London’s Poverty Profile: Worklessness by gender and ethnicity
- Women are less likely to be working than men.
- The variations between ethnic groups are much greater for women than men.
Working-age adults in London not in paid work by gender, ethnicity and type of worklessness
What does this graph show?
The graph looks at the extent of worklessness among various ethnic groups in London by gender. It is ordered by the level of total worklessness among women. Two categories of workless population are shown here – those lacking but wanting paid work (including those who are officially unemployed) and those who say they do not want work.
Across all ethnic groups, women are more likely to lack paid work than men. Though the proportions of women lacking but wanting paid work are not very different from men, the higher level of overall worklessness is higher because a substantially higher proportion of women lack and do not want paid work. Often this is due to family or other caring responsibilities.
Pakistani and Bangladeshi women have the highest levels of worklessness with more than two thirds not being in paid work. At about a third, British and women belonging to the Other White and Black Caribbean groups have the lowest levels of worklessness.
Among men, Black African men have the highest rate of worklessness at 40% and those in the Other White category have the lowest rate at 18%. So the pattern among men is different to the pattern among women.

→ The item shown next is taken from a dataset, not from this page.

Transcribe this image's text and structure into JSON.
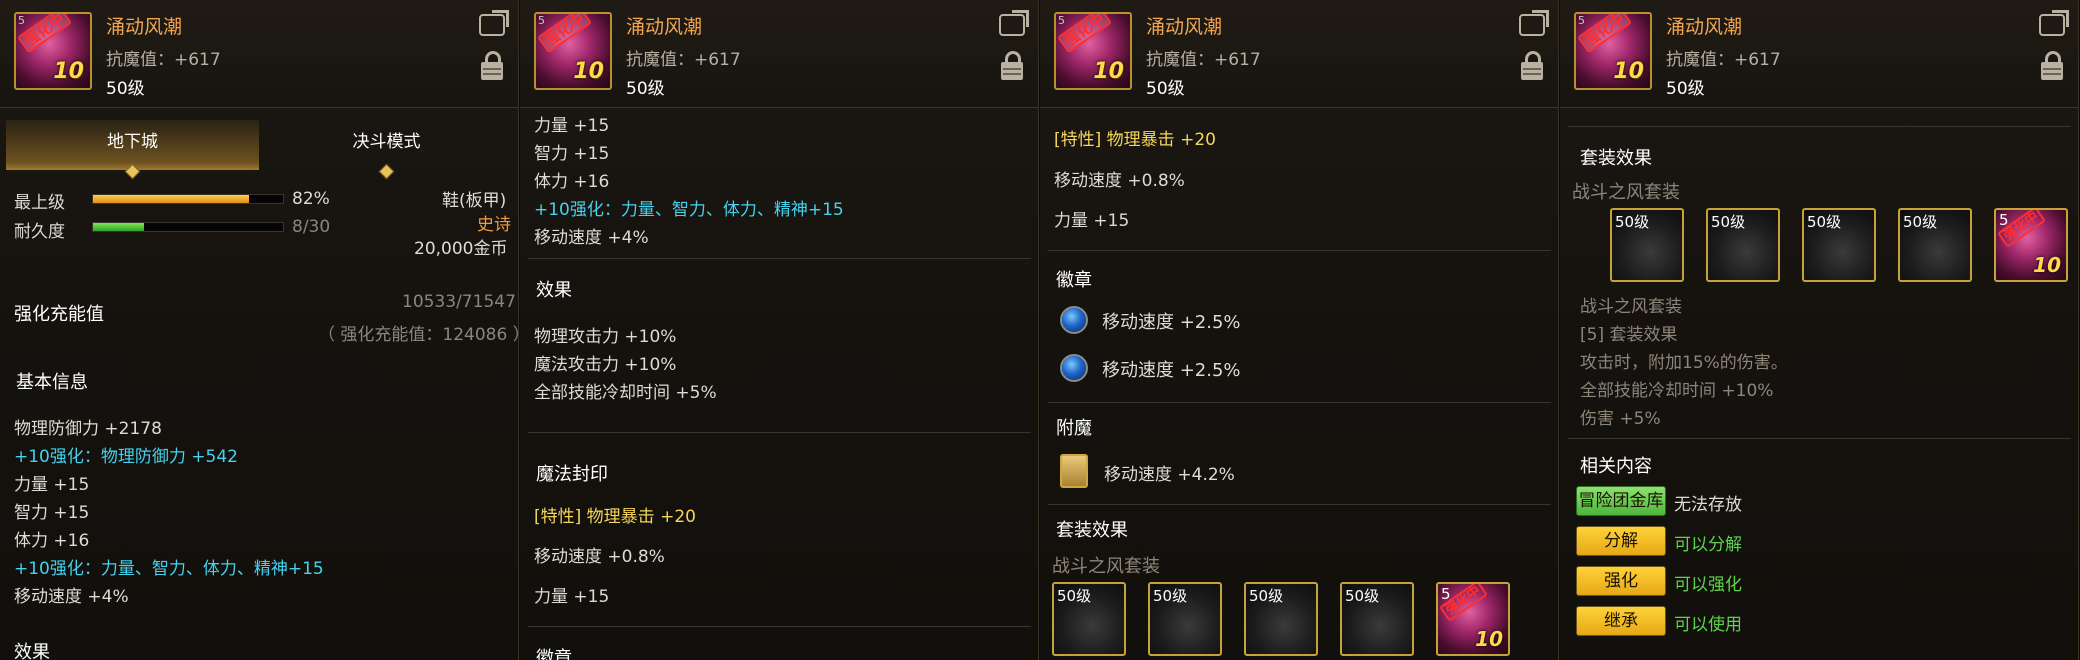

See also differences by country of birth. The two categories overlap substantially but there are interesting exceptions.
Labour Force Survey